Paying directly to farmers
The Market Assurance Scheme is only one facet of the Centre’s attempt to rethink the minimum support price system. The other is the Price Deficit Payment Scheme.
Through this scheme, the Centre will directly pay farmers the difference between the minimum support price and the price at which they sell their crops in the market, but with riders. The Centre will pay the price difference for only 75% of the average productivity or average yield per hectare to farmers, depending on the acreage they have sown. This limits the amount of compensation available to farmers.
Only those states that have enacted or promised to enact the new Model Agricultural Produce and Livestock Marketing (Promotion and Facilitation) Act of 2017 at the state level will be eligible for the scheme. Every season, these states will be allowed to select a maximum of four crops under the scheme. Farmers will have to register online with their expected sowing area and sell the crops within a specified 90-day window at a registered agricultural market. They will be compensated only for produce that is of “fair average quality”.
Experts note that implementing these schemes will have challenges. To begin with, as former secretary of agriculture Siraj Hussain noted, states are short on manpower. “The procurement of 23 commodities by any state is not possible ,” he said.
There are also other problems. Though both the Price Deficit Payment Scheme of the Centre and the Bhavantar Bhugtan Yojana in Madhya Pradesh call for a modal or average price to be declared based on average sales, traders in Madhya Pradesh are reported to have manipulated the market to suppress prices during the sales window, allowing them to buy the crops at lower prices and sell for a higher profit once the window had closed. Madhya Pradesh only managed to compensate a quarter of production within the state. Dealing with perishable vegetables, Haryana’s scheme seems to be less susceptible to trader manipulation.
Implementing the Price Deficit Payment Scheme at the national level is also likely to cost much more than anticipated if market prices go below the increased minimum support price promised by Finance Minister Arun Jaitley, according to a new study on the scheme by the Indian Council for Research on International Economic Relations. If prices fall 10% below the minimum support price, the cost of implementing the scheme will be Rs 56,518 crore, if 20% below then Rs 1.1 lakh crore, and if 30% below it will cost Rs 1.7 lakh crore.
“With implementation of [Bhavantar Bhugtan Yojana] for a narrow period of say two-three months, market arrivals are likely to increase more than usual, and therefore the market prices may get depressed even further,” authors Ashok Gulati, Tirtha Chatterjee and Siraj Hussein say in the report. “Traders are likely to take full advantage of that situation, widening the gap between market prices and MSP. Thus, in reality, if the scheme is fully implemented, it won’t be a surprise if the costs even cross the estimates being presented here.”

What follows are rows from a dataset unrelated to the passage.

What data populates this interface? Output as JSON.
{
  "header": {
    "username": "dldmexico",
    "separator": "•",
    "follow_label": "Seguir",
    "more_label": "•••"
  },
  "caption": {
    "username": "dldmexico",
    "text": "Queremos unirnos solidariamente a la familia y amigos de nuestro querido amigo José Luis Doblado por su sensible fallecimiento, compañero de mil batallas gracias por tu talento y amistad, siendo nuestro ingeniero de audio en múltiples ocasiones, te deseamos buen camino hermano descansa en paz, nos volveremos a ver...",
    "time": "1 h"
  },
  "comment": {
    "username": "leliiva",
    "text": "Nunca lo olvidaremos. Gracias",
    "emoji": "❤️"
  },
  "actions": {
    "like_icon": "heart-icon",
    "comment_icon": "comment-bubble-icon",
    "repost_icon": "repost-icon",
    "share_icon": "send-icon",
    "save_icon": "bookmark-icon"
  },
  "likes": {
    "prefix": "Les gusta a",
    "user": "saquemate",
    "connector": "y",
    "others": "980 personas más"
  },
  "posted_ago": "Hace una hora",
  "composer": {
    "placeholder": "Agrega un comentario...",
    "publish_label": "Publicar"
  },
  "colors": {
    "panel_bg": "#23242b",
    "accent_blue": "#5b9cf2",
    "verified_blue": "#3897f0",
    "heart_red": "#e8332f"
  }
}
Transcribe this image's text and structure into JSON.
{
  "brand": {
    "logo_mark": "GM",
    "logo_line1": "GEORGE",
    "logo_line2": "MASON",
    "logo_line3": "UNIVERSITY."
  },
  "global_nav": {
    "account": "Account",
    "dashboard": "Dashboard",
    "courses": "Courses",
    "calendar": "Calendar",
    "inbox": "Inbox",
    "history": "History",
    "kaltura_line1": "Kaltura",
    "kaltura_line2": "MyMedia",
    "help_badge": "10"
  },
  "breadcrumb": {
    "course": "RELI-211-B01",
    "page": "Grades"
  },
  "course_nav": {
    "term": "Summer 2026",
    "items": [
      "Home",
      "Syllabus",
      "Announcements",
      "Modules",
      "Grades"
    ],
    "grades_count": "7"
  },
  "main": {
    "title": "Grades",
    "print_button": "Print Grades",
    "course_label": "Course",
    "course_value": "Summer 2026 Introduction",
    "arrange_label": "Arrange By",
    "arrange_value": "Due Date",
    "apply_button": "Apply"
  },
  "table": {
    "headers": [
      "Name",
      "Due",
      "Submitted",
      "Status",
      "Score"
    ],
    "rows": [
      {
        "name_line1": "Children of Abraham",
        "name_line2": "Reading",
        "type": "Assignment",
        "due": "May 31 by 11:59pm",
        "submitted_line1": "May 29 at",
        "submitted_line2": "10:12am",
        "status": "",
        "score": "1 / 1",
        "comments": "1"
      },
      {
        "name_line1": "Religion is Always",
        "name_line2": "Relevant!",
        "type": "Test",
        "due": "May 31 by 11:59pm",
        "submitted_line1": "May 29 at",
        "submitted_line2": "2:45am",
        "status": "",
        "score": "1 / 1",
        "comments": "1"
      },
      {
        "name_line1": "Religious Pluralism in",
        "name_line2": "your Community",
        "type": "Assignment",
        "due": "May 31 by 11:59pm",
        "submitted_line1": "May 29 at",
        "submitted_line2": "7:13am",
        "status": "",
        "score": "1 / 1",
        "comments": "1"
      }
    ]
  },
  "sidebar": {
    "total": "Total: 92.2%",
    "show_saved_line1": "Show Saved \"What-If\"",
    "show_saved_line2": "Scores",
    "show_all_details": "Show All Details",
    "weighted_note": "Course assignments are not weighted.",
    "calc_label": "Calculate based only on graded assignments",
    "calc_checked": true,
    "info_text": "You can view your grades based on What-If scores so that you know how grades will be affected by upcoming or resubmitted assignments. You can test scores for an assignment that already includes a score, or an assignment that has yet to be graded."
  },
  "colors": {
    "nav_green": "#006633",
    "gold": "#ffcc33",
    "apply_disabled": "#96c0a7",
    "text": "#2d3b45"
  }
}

The Standing Committee’s assessment of both the Market Assurance Scheme and Price Deficit Payment Scheme notes that state-level procurement operations are not robust and states are often not in a financial position to undertake these schemes. It says the Centre should strengthen these agencies and consider allotting more funds to the states for implementing the schemes.